officialAster novi-belgii 

Native to eastern North America. To 4 ft. tall, 3 ft. wide, with full clusters of bright blue-violet flowers. Similar toA. novae-angliae but with smooth leaves. Hundreds of selections are available, varying in height from less than a foot to over 4 ft.; flower colors include white, cream, blue, lavender, purple, rose, and pink.

Magnolia

18 May

Magnolia-300x225Magnolia, small to medium sized deciduous tree, 12 to over 20 ft. in height, spring blossoms range in color from white to nearly black, attractive structure and foliage.

Magnolias are magnificent flowering plants featuring blossoms in white, pink, red, purple, or a more recent development, rich yellow. specialists.

Magnolias include both evergreen and deciduous types. Most have large, striking blossoms composed of petal-like segments, but a few are grown for use as foliage plants.

For any magnolia, choose planting site carefully—virtually all these trees are hard to move once established. Magnolias never look their best when crowded. Pick a location where the shallow, fleshy roots won’t be damaged by digging or by soil compaction from constant foot traffic. All magnolias may be used as lawn trees; try to provide a good-size grass-free area around the trunk, and don’t plant under the tree.

Magnolias appreciate fairly rich, well-drained, neutral to slightly acid soil amended with plenty of organic matter at planting time. They will grow in somewhat alkaline soil but may develop chlorosis.

At least in the early years, keep a cooling mulch over the root area.

Irrigate deeply and thoroughly, but don’t waterlog the soil or the tree will drown. Only M. virginiana can take constantly wet soil.

Feed trees if new growth is scanty or weak, or if you see significant dieback despite adequate watering and drainage; use a controlled-release product.
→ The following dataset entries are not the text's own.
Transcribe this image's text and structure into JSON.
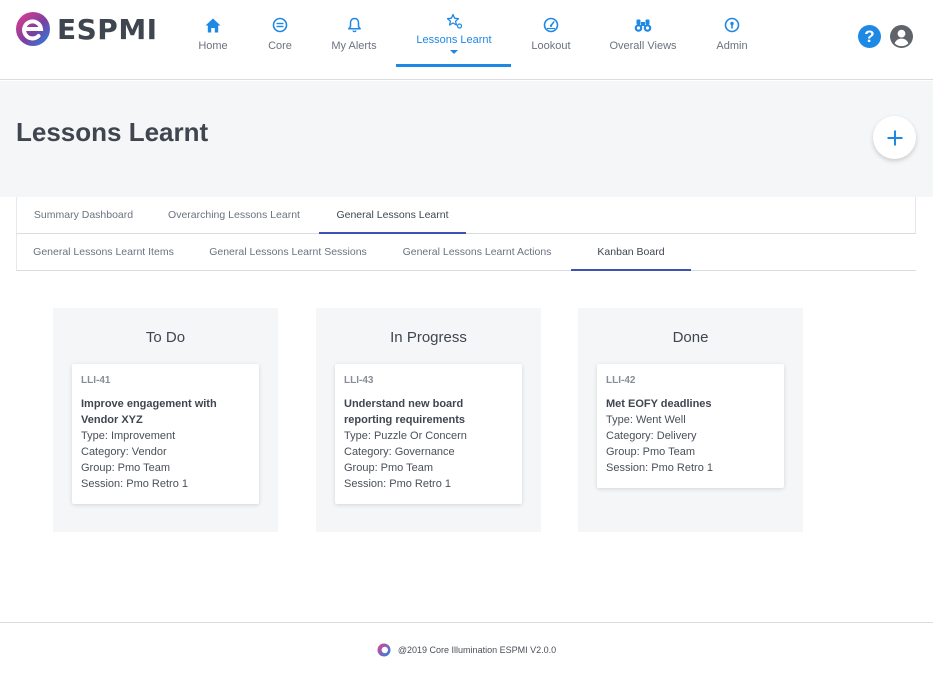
{
  "app": {
    "name": "ESPMI"
  },
  "nav": {
    "items": [
      {
        "label": "Home",
        "icon": "home-icon"
      },
      {
        "label": "Core",
        "icon": "core-icon"
      },
      {
        "label": "My Alerts",
        "icon": "bell-icon"
      },
      {
        "label": "Lessons Learnt",
        "icon": "lessons-learnt-icon",
        "active": true
      },
      {
        "label": "Lookout",
        "icon": "gauge-icon"
      },
      {
        "label": "Overall Views",
        "icon": "binoculars-icon"
      },
      {
        "label": "Admin",
        "icon": "admin-key-icon"
      }
    ],
    "help_icon": "help-icon",
    "help_glyph": "?",
    "user_icon": "user-avatar-icon"
  },
  "page": {
    "title": "Lessons Learnt",
    "add_icon": "plus-icon"
  },
  "tabs": {
    "primary": [
      "Summary Dashboard",
      "Overarching Lessons Learnt",
      "General Lessons Learnt"
    ],
    "primary_active": "General Lessons Learnt",
    "secondary": [
      "General Lessons Learnt Items",
      "General Lessons Learnt Sessions",
      "General Lessons Learnt Actions",
      "Kanban Board"
    ],
    "secondary_active": "Kanban Board"
  },
  "kanban": {
    "columns": [
      {
        "title": "To Do",
        "cards": [
          {
            "id": "LLI-41",
            "title": "Improve engagement with Vendor XYZ",
            "type": "Type: Improvement",
            "category": "Category: Vendor",
            "group": "Group: Pmo Team",
            "session": "Session: Pmo Retro 1"
          }
        ]
      },
      {
        "title": "In Progress",
        "cards": [
          {
            "id": "LLI-43",
            "title": "Understand new board reporting requirements",
            "type": "Type: Puzzle Or Concern",
            "category": "Category: Governance",
            "group": "Group: Pmo Team",
            "session": "Session: Pmo Retro 1"
          }
        ]
      },
      {
        "title": "Done",
        "cards": [
          {
            "id": "LLI-42",
            "title": "Met EOFY deadlines",
            "type": "Type: Went Well",
            "category": "Category: Delivery",
            "group": "Group: Pmo Team",
            "session": "Session: Pmo Retro 1"
          }
        ]
      }
    ]
  },
  "footer": {
    "text": "@2019 Core Illumination ESPMI V2.0.0",
    "logo_icon": "core-illumination-logo-icon"
  },
  "colors": {
    "accent": "#1e88e5",
    "tab_indicator": "#3f51b5",
    "text": "#3f4650",
    "page_bg": "#f5f6f8"
  }
}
Treat chlorosis (lack of iron—common in alkaline soils—that shows up as yellowing between leaf veins) with iron chelates.

Leaf damage can result from excess mineral salts in the soil or salts in irrigation water. The latter is a problem in Southern California and, typically, the factor limiting success of magnolias in desert regions. Frequent heavy waterings will help leach out salts and carry them to lower soil levels—as long as drainage is good.